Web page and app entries
|---|
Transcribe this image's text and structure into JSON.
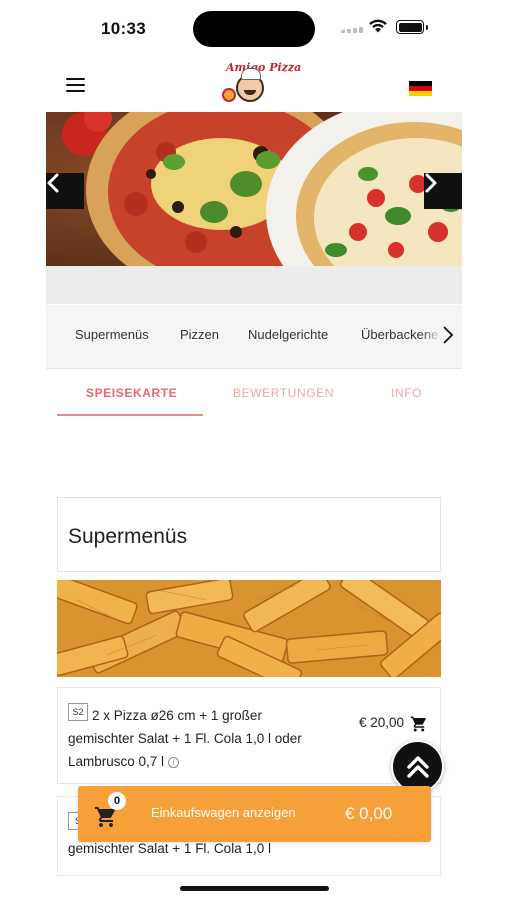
{
  "status_bar": {
    "time": "10:33"
  },
  "header": {
    "logo_text": "Amigo Pizza",
    "language_flag": "germany-flag-icon"
  },
  "categories": [
    "Supermenüs",
    "Pizzen",
    "Nudelgerichte",
    "Überbackene"
  ],
  "tabs": [
    {
      "label": "SPEISEKARTE",
      "active": true
    },
    {
      "label": "BEWERTUNGEN",
      "active": false
    },
    {
      "label": "INFO",
      "active": false
    }
  ],
  "section": {
    "title": "Supermenüs"
  },
  "items": [
    {
      "code": "S2",
      "text": "2 x Pizza ø26 cm + 1 großer gemischter Salat + 1 Fl. Cola 1,0 l oder Lambrusco 0,7 l",
      "price": "€ 20,00"
    },
    {
      "code": "S",
      "text": "gemischter Salat + 1 Fl. Cola 1,0 l"
    }
  ],
  "cart": {
    "count": "0",
    "label": "Einkaufswagen anzeigen",
    "total": "€ 0,00"
  },
  "colors": {
    "accent_tab": "#e36b6b",
    "cart_bar": "#f7a03a",
    "nav_bg": "#f5f5f5"
  }
}
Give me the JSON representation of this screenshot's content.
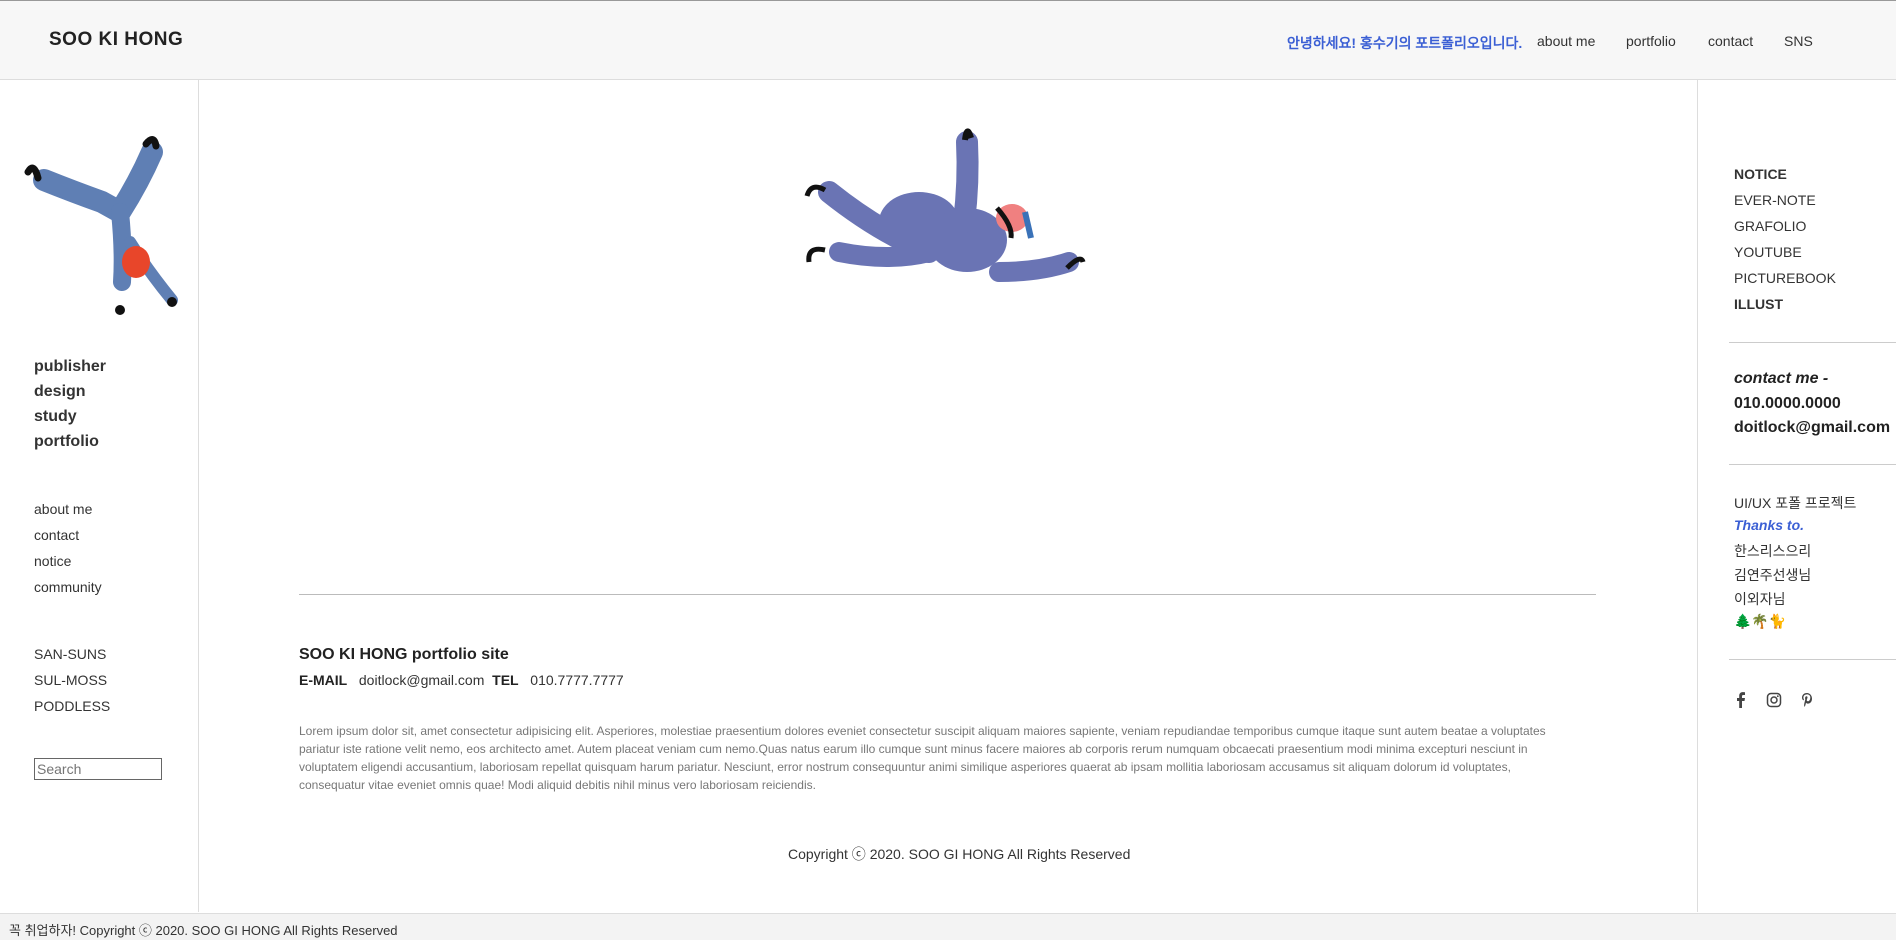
{
  "header": {
    "brand": "SOO KI HONG",
    "greeting": "안녕하세요! 홍수기의 포트폴리오입니다.",
    "nav": [
      "about me",
      "portfolio",
      "contact",
      "SNS"
    ]
  },
  "left": {
    "categories": [
      "publisher",
      "design",
      "study",
      "portfolio"
    ],
    "links": [
      "about me",
      "contact",
      "notice",
      "community"
    ],
    "projects": [
      "SAN-SUNS",
      "SUL-MOSS",
      "PODDLESS"
    ],
    "search_placeholder": "Search"
  },
  "right": {
    "links": [
      "NOTICE",
      "EVER-NOTE",
      "GRAFOLIO",
      "YOUTUBE",
      "PICTUREBOOK",
      "ILLUST"
    ],
    "contact_label": "contact me -",
    "contact_phone": "010.0000.0000",
    "contact_email": "doitlock@gmail.com",
    "project": "UI/UX 포폴 프로젝트",
    "thanks_label": "Thanks to.",
    "thanks": [
      "한스리스으리",
      "김연주선생님",
      "이외자님"
    ],
    "emoji": "🌲🌴🐈",
    "social_icons": [
      "facebook-icon",
      "instagram-icon",
      "pinterest-icon"
    ]
  },
  "main": {
    "footer_title": "SOO KI HONG portfolio site",
    "email_label": "E-MAIL",
    "email": "doitlock@gmail.com",
    "tel_label": "TEL",
    "tel": "010.7777.7777",
    "lorem": "Lorem ipsum dolor sit, amet consectetur adipisicing elit. Asperiores, molestiae praesentium dolores eveniet consectetur suscipit aliquam maiores sapiente, veniam repudiandae temporibus cumque itaque sunt autem beatae a voluptates pariatur iste ratione velit nemo, eos architecto amet. Autem placeat veniam cum nemo.Quas natus earum illo cumque sunt minus facere maiores ab corporis rerum numquam obcaecati praesentium modi minima excepturi nesciunt in voluptatem eligendi accusantium, laboriosam repellat quisquam harum pariatur. Nesciunt, error nostrum consequuntur animi similique asperiores quaerat ab ipsam mollitia laboriosam accusamus sit aliquam dolorum id voluptates, consequatur vitae eveniet omnis quae! Modi aliquid debitis nihil minus vero laboriosam reiciendis.",
    "copyright": "Copyright ⓒ 2020. SOO GI HONG All Rights Reserved"
  },
  "bottombar": {
    "text": "꼭 취업하자! Copyright ⓒ 2020. SOO GI HONG All Rights Reserved"
  }
}
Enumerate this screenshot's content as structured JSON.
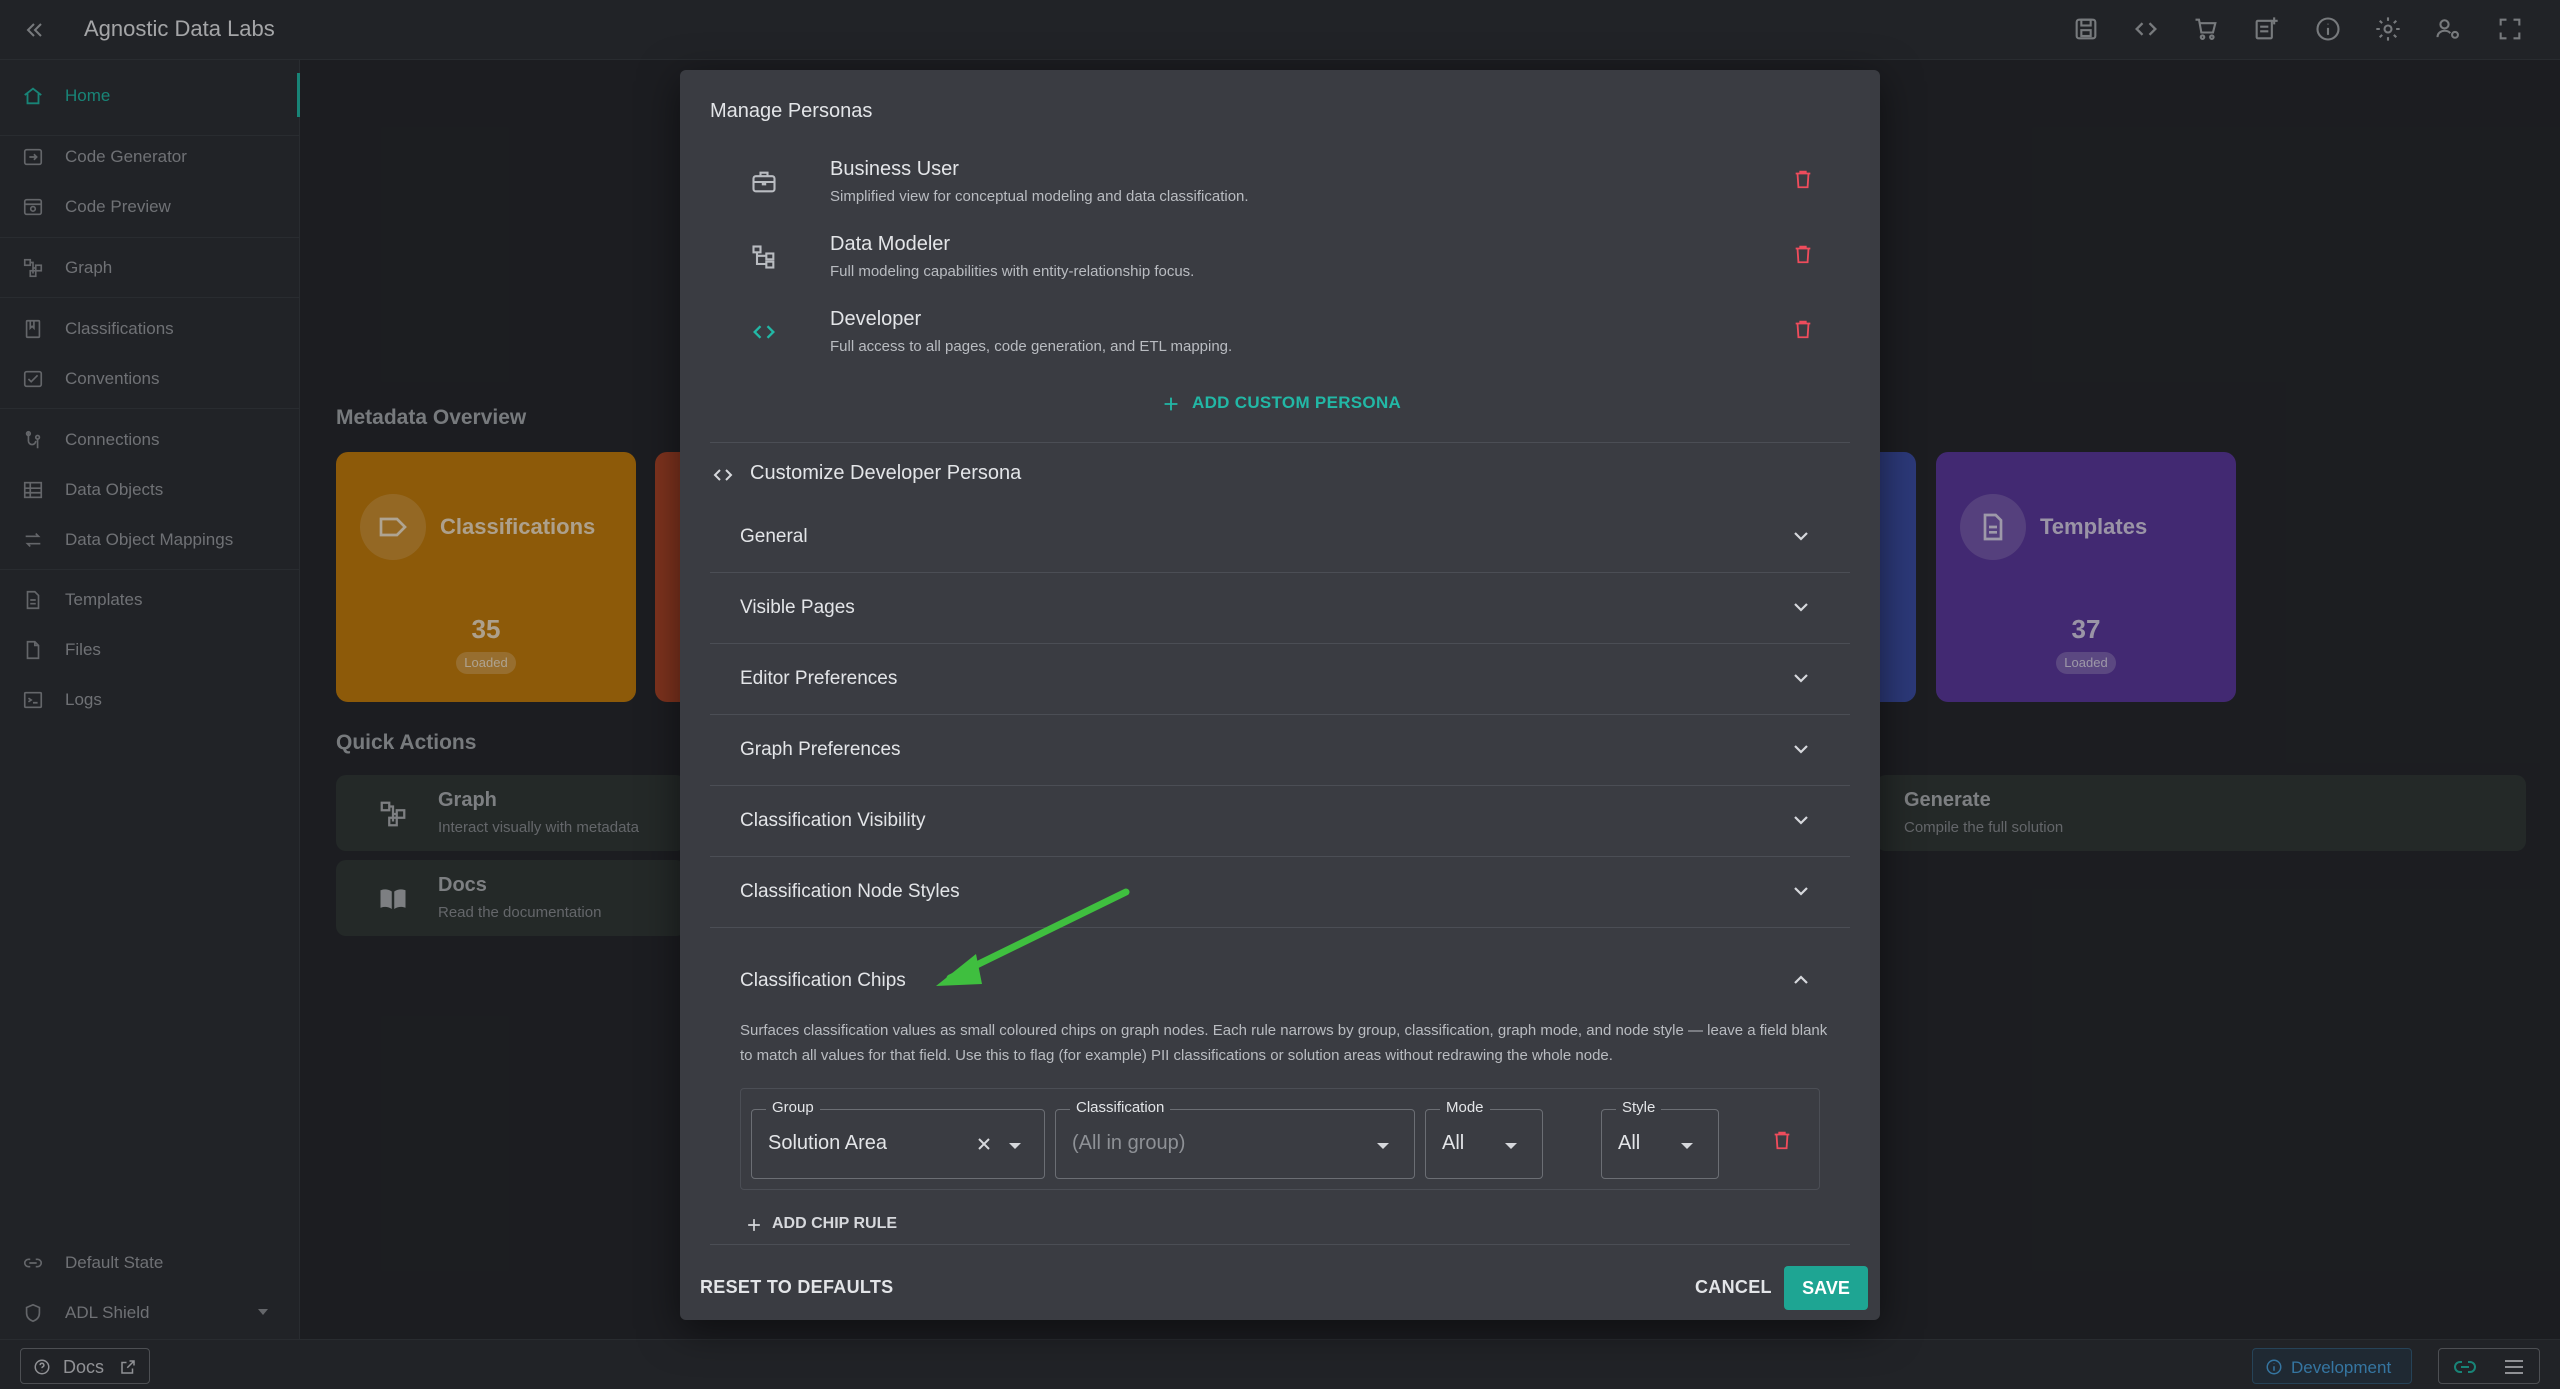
{
  "app": {
    "title": "Agnostic Data Labs"
  },
  "colors": {
    "accent": "#22b8a6",
    "danger": "#ef4c5c",
    "save": "#1ea593",
    "arrow": "#3fbf3f"
  },
  "topbar": {
    "icons": [
      "save-icon",
      "code-icon",
      "cart-icon",
      "note-add-icon",
      "info-icon",
      "settings-icon",
      "manage-accounts-icon",
      "fullscreen-icon"
    ]
  },
  "sidebar": {
    "items": [
      {
        "label": "Home",
        "icon": "home-icon"
      },
      {
        "label": "Code Generator",
        "icon": "code-generator-icon"
      },
      {
        "label": "Code Preview",
        "icon": "code-preview-icon"
      },
      {
        "label": "Graph",
        "icon": "graph-icon"
      },
      {
        "label": "Classifications",
        "icon": "classifications-icon"
      },
      {
        "label": "Conventions",
        "icon": "conventions-icon"
      },
      {
        "label": "Connections",
        "icon": "connections-icon"
      },
      {
        "label": "Data Objects",
        "icon": "data-objects-icon"
      },
      {
        "label": "Data Object Mappings",
        "icon": "mappings-icon"
      },
      {
        "label": "Templates",
        "icon": "templates-icon"
      },
      {
        "label": "Files",
        "icon": "files-icon"
      },
      {
        "label": "Logs",
        "icon": "logs-icon"
      }
    ],
    "default_state": "Default State",
    "shield": "ADL Shield"
  },
  "bottombar": {
    "docs": "Docs",
    "environment": "Development"
  },
  "dashboard": {
    "metadata_title": "Metadata Overview",
    "cards": [
      {
        "name": "Classifications",
        "count": "35",
        "status": "Loaded"
      },
      {
        "name": "Templates",
        "count": "37",
        "status": "Loaded"
      }
    ],
    "quick_actions_title": "Quick Actions",
    "quick_actions": [
      {
        "title": "Graph",
        "subtitle": "Interact visually with metadata"
      },
      {
        "title": "Docs",
        "subtitle": "Read the documentation"
      },
      {
        "title": "Generate",
        "subtitle": "Compile the full solution"
      }
    ]
  },
  "modal": {
    "title": "Manage Personas",
    "personas": [
      {
        "name": "Business User",
        "description": "Simplified view for conceptual modeling and data classification."
      },
      {
        "name": "Data Modeler",
        "description": "Full modeling capabilities with entity-relationship focus."
      },
      {
        "name": "Developer",
        "description": "Full access to all pages, code generation, and ETL mapping."
      }
    ],
    "add_persona": "ADD CUSTOM PERSONA",
    "customize_title": "Customize Developer Persona",
    "sections": [
      "General",
      "Visible Pages",
      "Editor Preferences",
      "Graph Preferences",
      "Classification Visibility",
      "Classification Node Styles"
    ],
    "chips": {
      "title": "Classification Chips",
      "description": "Surfaces classification values as small coloured chips on graph nodes. Each rule narrows by group, classification, graph mode, and node style — leave a field blank to match all values for that field. Use this to flag (for example) PII classifications or solution areas without redrawing the whole node.",
      "rule": {
        "group_label": "Group",
        "group_value": "Solution Area",
        "classification_label": "Classification",
        "classification_placeholder": "(All in group)",
        "mode_label": "Mode",
        "mode_value": "All",
        "style_label": "Style",
        "style_value": "All"
      },
      "add_rule": "ADD CHIP RULE"
    },
    "reset": "RESET TO DEFAULTS",
    "cancel": "CANCEL",
    "save": "SAVE"
  }
}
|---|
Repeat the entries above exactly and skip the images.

Transcribe this image's text and structure into JSON.
{
  "status_bar": {
    "time": "10:33"
  },
  "header": {
    "logo_text": "Amigo Pizza",
    "language_flag": "germany-flag-icon"
  },
  "categories": [
    "Supermenüs",
    "Pizzen",
    "Nudelgerichte",
    "Überbackene"
  ],
  "tabs": [
    {
      "label": "SPEISEKARTE",
      "active": true
    },
    {
      "label": "BEWERTUNGEN",
      "active": false
    },
    {
      "label": "INFO",
      "active": false
    }
  ],
  "section": {
    "title": "Supermenüs"
  },
  "items": [
    {
      "code": "S2",
      "text": "2 x Pizza ø26 cm + 1 großer gemischter Salat + 1 Fl. Cola 1,0 l oder Lambrusco 0,7 l",
      "price": "€ 20,00"
    },
    {
      "code": "S",
      "text": "gemischter Salat + 1 Fl. Cola 1,0 l"
    }
  ],
  "cart": {
    "count": "0",
    "label": "Einkaufswagen anzeigen",
    "total": "€ 0,00"
  },
  "colors": {
    "accent_tab": "#e36b6b",
    "cart_bar": "#f7a03a",
    "nav_bg": "#f5f5f5"
  }
}
Give me the JSON representation of this screenshot's content.
{
  "header": {
    "brand": "SOO KI HONG",
    "greeting": "안녕하세요! 홍수기의 포트폴리오입니다.",
    "nav": [
      "about me",
      "portfolio",
      "contact",
      "SNS"
    ]
  },
  "left": {
    "categories": [
      "publisher",
      "design",
      "study",
      "portfolio"
    ],
    "links": [
      "about me",
      "contact",
      "notice",
      "community"
    ],
    "projects": [
      "SAN-SUNS",
      "SUL-MOSS",
      "PODDLESS"
    ],
    "search_placeholder": "Search"
  },
  "right": {
    "links": [
      "NOTICE",
      "EVER-NOTE",
      "GRAFOLIO",
      "YOUTUBE",
      "PICTUREBOOK",
      "ILLUST"
    ],
    "contact_label": "contact me -",
    "contact_phone": "010.0000.0000",
    "contact_email": "doitlock@gmail.com",
    "project": "UI/UX 포폴 프로젝트",
    "thanks_label": "Thanks to.",
    "thanks": [
      "한스리스으리",
      "김연주선생님",
      "이외자님"
    ],
    "emoji": "🌲🌴🐈",
    "social_icons": [
      "facebook-icon",
      "instagram-icon",
      "pinterest-icon"
    ]
  },
  "main": {
    "footer_title": "SOO KI HONG portfolio site",
    "email_label": "E-MAIL",
    "email": "doitlock@gmail.com",
    "tel_label": "TEL",
    "tel": "010.7777.7777",
    "lorem": "Lorem ipsum dolor sit, amet consectetur adipisicing elit. Asperiores, molestiae praesentium dolores eveniet consectetur suscipit aliquam maiores sapiente, veniam repudiandae temporibus cumque itaque sunt autem beatae a voluptates pariatur iste ratione velit nemo, eos architecto amet. Autem placeat veniam cum nemo.Quas natus earum illo cumque sunt minus facere maiores ab corporis rerum numquam obcaecati praesentium modi minima excepturi nesciunt in voluptatem eligendi accusantium, laboriosam repellat quisquam harum pariatur. Nesciunt, error nostrum consequuntur animi similique asperiores quaerat ab ipsam mollitia laboriosam accusamus sit aliquam dolorum id voluptates, consequatur vitae eveniet omnis quae! Modi aliquid debitis nihil minus vero laboriosam reiciendis.",
    "copyright": "Copyright ⓒ 2020. SOO GI HONG All Rights Reserved"
  },
  "bottombar": {
    "text": "꼭 취업하자! Copyright ⓒ 2020. SOO GI HONG All Rights Reserved"
  }
}
Enumerate this screenshot's content as structured JSON.
{
  "app": {
    "title": "Agnostic Data Labs"
  },
  "colors": {
    "accent": "#22b8a6",
    "danger": "#ef4c5c",
    "save": "#1ea593",
    "arrow": "#3fbf3f"
  },
  "topbar": {
    "icons": [
      "save-icon",
      "code-icon",
      "cart-icon",
      "note-add-icon",
      "info-icon",
      "settings-icon",
      "manage-accounts-icon",
      "fullscreen-icon"
    ]
  },
  "sidebar": {
    "items": [
      {
        "label": "Home",
        "icon": "home-icon"
      },
      {
        "label": "Code Generator",
        "icon": "code-generator-icon"
      },
      {
        "label": "Code Preview",
        "icon": "code-preview-icon"
      },
      {
        "label": "Graph",
        "icon": "graph-icon"
      },
      {
        "label": "Classifications",
        "icon": "classifications-icon"
      },
      {
        "label": "Conventions",
        "icon": "conventions-icon"
      },
      {
        "label": "Connections",
        "icon": "connections-icon"
      },
      {
        "label": "Data Objects",
        "icon": "data-objects-icon"
      },
      {
        "label": "Data Object Mappings",
        "icon": "mappings-icon"
      },
      {
        "label": "Templates",
        "icon": "templates-icon"
      },
      {
        "label": "Files",
        "icon": "files-icon"
      },
      {
        "label": "Logs",
        "icon": "logs-icon"
      }
    ],
    "default_state": "Default State",
    "shield": "ADL Shield"
  },
  "bottombar": {
    "docs": "Docs",
    "environment": "Development"
  },
  "dashboard": {
    "metadata_title": "Metadata Overview",
    "cards": [
      {
        "name": "Classifications",
        "count": "35",
        "status": "Loaded"
      },
      {
        "name": "Templates",
        "count": "37",
        "status": "Loaded"
      }
    ],
    "quick_actions_title": "Quick Actions",
    "quick_actions": [
      {
        "title": "Graph",
        "subtitle": "Interact visually with metadata"
      },
      {
        "title": "Docs",
        "subtitle": "Read the documentation"
      },
      {
        "title": "Generate",
        "subtitle": "Compile the full solution"
      }
    ]
  },
  "modal": {
    "title": "Manage Personas",
    "personas": [
      {
        "name": "Business User",
        "description": "Simplified view for conceptual modeling and data classification."
      },
      {
        "name": "Data Modeler",
        "description": "Full modeling capabilities with entity-relationship focus."
      },
      {
        "name": "Developer",
        "description": "Full access to all pages, code generation, and ETL mapping."
      }
    ],
    "add_persona": "ADD CUSTOM PERSONA",
    "customize_title": "Customize Developer Persona",
    "sections": [
      "General",
      "Visible Pages",
      "Editor Preferences",
      "Graph Preferences",
      "Classification Visibility",
      "Classification Node Styles"
    ],
    "chips": {
      "title": "Classification Chips",
      "description": "Surfaces classification values as small coloured chips on graph nodes. Each rule narrows by group, classification, graph mode, and node style — leave a field blank to match all values for that field. Use this to flag (for example) PII classifications or solution areas without redrawing the whole node.",
      "rule": {
        "group_label": "Group",
        "group_value": "Solution Area",
        "classification_label": "Classification",
        "classification_placeholder": "(All in group)",
        "mode_label": "Mode",
        "mode_value": "All",
        "style_label": "Style",
        "style_value": "All"
      },
      "add_rule": "ADD CHIP RULE"
    },
    "reset": "RESET TO DEFAULTS",
    "cancel": "CANCEL",
    "save": "SAVE"
  }
}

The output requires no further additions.